One of the elements that really shines in Kill Team is the level design. Each level is very dense in decoration and rich in detail, but even more than that, features different challenges and dynamic elements like transporters, exploding and destroyable areas, sabotage missions and even some limited platforming.
Facing the endless waves of enemies with a friend is even more enjoyable, especially when choosing two classes that complement each other well. This, though, brings us to what’s probably the worst flaw of the game, the lack of any online multiplayer. Considering how exhilarating and fun local multiplayer is, the lack of online is definitely a missed opportunity to turn Kill Team into a real classic.
On the side of the main campaign a pretty straightforward survival mode is also available, giving each player a single life and confronting him with wave after wave of enemies, timing how long they can hold on before being slaughtered. The mode is definitely satisfying, especially with a friend on your side, but even here the lack of online multiplayer can be easily felt.
The visuals of Kill Team are definitely impressive for a downloadable game, taking advantage of the Engine of Dawn of War 2, and also sharing many of it’s assets (models, animations, textures and effects), they definitely demonstrate that an engine created for the larger scale of a RTS can definitely be flexible enough to bring the view point more close and personal.
Overally, art direction is the true strong point of the game’s graphics. The colorful and complex design of the environments is perfectly appropriate to the salvaging-based culture of the Orks, enriched even further by many animated elements and a top-notch dynamic lighting engine that creates a great atmosphere that will definitely delight any Warhammer 40,000 fan.
The audio aspect of the game is also well over the usual quality of a downloadable game, even if, like the graphics, takes a lot from the assets of Dawn of War 2.
The soundtrack is epic, immersive and atmospheric, showing that THQ has by now acquired a perfect command of the Warhammer 40,000 IP, and the single voice actor that narrates the game and guides the player through the levels does a great job.

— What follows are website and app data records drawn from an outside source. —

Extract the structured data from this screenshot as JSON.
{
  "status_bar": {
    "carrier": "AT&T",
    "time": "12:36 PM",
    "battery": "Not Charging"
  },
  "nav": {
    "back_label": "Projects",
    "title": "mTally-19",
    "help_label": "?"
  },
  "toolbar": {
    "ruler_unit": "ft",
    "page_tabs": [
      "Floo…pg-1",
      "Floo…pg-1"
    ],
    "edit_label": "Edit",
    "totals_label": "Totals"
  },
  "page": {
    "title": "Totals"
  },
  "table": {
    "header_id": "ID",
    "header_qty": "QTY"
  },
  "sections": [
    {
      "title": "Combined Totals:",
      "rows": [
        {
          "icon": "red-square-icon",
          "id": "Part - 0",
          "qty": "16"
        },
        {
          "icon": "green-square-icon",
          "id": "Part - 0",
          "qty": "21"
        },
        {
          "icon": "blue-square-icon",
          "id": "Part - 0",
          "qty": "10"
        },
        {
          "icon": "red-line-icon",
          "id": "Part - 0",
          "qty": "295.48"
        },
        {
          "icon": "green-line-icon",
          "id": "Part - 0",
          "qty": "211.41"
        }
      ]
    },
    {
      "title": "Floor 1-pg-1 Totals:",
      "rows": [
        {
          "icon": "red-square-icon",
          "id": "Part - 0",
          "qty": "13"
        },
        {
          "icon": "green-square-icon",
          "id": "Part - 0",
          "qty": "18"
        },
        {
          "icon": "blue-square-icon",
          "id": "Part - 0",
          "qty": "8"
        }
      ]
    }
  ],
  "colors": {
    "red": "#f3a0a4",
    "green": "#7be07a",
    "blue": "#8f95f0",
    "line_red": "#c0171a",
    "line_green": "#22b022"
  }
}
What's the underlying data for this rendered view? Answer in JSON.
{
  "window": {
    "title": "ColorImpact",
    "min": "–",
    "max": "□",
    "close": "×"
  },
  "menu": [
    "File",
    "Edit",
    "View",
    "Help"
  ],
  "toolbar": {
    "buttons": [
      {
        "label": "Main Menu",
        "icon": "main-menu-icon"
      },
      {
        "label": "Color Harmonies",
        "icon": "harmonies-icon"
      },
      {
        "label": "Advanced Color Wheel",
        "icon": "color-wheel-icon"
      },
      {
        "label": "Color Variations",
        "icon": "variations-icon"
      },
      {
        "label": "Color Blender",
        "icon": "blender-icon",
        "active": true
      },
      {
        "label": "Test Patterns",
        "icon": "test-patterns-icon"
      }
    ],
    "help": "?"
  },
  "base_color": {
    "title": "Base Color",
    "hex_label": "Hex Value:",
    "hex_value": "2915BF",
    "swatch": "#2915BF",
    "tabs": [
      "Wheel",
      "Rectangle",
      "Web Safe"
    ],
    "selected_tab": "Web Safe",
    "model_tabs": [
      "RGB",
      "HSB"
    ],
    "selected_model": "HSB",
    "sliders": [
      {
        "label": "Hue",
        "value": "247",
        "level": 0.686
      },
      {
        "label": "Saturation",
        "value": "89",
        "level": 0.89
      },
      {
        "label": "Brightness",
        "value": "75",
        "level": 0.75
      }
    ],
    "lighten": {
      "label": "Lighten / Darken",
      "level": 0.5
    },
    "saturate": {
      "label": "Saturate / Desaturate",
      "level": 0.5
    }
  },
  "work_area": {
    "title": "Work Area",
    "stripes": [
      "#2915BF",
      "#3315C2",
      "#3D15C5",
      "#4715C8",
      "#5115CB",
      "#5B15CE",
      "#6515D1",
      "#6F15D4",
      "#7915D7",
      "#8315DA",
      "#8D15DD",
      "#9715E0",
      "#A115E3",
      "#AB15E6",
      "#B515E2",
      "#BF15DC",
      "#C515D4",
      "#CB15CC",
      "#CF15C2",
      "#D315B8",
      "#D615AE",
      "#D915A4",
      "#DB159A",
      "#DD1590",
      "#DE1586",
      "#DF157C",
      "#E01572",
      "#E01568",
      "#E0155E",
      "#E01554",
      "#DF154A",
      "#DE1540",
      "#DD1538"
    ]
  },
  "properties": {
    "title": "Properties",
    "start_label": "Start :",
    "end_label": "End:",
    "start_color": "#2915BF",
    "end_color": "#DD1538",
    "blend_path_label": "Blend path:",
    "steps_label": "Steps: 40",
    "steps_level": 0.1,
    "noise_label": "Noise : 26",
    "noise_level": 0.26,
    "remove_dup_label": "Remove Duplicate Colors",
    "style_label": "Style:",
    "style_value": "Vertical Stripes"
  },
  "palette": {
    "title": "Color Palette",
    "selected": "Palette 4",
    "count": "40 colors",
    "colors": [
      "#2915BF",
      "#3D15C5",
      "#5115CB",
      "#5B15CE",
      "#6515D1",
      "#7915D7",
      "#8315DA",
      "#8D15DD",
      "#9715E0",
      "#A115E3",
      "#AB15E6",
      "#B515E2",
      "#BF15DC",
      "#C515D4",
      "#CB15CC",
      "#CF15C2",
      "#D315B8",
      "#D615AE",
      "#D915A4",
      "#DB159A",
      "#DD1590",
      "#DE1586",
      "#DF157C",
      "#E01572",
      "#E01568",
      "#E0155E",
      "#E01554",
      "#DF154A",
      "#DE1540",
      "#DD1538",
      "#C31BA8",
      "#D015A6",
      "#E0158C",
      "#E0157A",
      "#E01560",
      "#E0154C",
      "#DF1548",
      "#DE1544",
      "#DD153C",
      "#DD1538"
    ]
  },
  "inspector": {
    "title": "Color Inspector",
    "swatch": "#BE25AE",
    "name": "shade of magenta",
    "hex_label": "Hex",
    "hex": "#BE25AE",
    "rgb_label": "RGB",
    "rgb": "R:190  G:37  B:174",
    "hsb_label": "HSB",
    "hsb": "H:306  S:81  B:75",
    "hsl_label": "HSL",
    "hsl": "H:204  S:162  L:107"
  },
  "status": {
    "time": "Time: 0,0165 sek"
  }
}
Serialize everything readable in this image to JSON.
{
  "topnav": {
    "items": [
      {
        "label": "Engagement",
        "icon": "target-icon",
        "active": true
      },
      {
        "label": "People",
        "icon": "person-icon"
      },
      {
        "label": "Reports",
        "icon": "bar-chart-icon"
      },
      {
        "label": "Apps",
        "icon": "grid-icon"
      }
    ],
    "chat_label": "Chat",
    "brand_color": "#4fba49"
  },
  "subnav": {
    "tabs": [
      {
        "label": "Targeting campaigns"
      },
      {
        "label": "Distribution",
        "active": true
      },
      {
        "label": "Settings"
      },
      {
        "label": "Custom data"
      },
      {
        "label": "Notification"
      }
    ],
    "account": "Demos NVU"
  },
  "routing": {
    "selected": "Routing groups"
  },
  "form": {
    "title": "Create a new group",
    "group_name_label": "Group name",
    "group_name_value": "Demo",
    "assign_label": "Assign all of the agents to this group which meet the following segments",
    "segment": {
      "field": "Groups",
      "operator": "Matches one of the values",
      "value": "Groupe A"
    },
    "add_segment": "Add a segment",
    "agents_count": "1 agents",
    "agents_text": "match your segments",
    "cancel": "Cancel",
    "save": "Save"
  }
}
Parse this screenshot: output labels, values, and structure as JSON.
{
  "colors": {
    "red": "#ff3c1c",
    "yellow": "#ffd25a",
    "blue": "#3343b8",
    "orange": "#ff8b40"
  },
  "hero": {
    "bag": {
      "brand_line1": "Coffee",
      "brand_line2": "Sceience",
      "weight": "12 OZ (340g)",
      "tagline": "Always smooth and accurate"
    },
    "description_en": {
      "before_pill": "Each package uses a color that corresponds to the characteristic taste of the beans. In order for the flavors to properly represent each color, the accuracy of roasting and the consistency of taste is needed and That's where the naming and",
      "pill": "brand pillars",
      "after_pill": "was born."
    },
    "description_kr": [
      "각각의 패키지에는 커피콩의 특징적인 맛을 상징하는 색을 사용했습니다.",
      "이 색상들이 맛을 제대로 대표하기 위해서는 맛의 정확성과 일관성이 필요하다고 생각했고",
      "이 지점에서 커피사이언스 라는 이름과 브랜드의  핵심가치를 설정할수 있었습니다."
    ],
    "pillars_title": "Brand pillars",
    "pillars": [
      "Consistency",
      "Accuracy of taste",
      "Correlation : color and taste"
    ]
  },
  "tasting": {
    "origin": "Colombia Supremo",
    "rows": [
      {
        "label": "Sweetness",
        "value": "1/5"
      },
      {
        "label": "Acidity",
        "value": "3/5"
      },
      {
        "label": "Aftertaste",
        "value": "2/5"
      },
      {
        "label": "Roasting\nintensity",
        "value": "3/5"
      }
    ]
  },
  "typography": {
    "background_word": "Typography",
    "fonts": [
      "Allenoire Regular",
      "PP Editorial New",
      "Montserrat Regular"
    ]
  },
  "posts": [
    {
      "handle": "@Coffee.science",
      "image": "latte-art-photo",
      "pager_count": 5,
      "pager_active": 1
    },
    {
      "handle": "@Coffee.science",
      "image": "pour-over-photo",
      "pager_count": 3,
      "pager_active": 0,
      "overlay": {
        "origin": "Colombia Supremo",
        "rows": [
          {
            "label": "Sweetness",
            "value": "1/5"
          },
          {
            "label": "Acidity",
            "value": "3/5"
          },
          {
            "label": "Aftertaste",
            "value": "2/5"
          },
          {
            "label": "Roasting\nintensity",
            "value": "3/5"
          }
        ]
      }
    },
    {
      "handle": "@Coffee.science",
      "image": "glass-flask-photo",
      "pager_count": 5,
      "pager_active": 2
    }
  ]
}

While some will find his voice cold and detached, it has a strong, virile edge, and that’s exactly what a Space Marine is supposed to be. Veteran Space Marines are hundreds of years old, and have been trained and genetically engineered to be the very embodiment of cold and emotionless killing.
All in all, the game is definitely a lot of pure, unadulterated action fun, that will appease both older games reminiscing many arcade classics and younger ones looking to shoot and disembowel everything in sight. Too bad for the lack of online multiplayer, that would have contributed to creating an instant classic, and for the lack of a PC version (which is quite strange, considering that the game is built on an engine originally created for a PC game), causing those that will buy the upcoming Space Marine on PC to miss on the bonus Power Sword granted by completing the first mission of Kill Team.
Warhammer 40,000: Kill Team is ultimately a marketing ploy, designed mostly by re-using the engine of Dawn of War 2, and also recycling many of it’s assets in order to let console gamers get acquainted with the Warhammer 40,000 universe and to create hype for the upcoming release of Space Marine. That said, it’s one of the most enjoyable and satisfying marketing ploys I’ve ever seen, and it’s definitely worth the (small) price. If this game won’t make you excited for the release of Warhammer 40,000: Space Marine, nothing will.
- Title: Warhammer 40,000: Kill Team
- Platform Reviewed: PS3
- Developer: THQ Digital Studio, Warrington
- Publisher: THQ
- Release Date: August 2, 2011 (PS3), July 13, 2011 (Xbox 360)
- MSRP: $9.99 /800 Microsoft Points
- Review Copy Info: A review copy for this title was provided to DualShockers, Inc. by the publisher for the purpose of this review.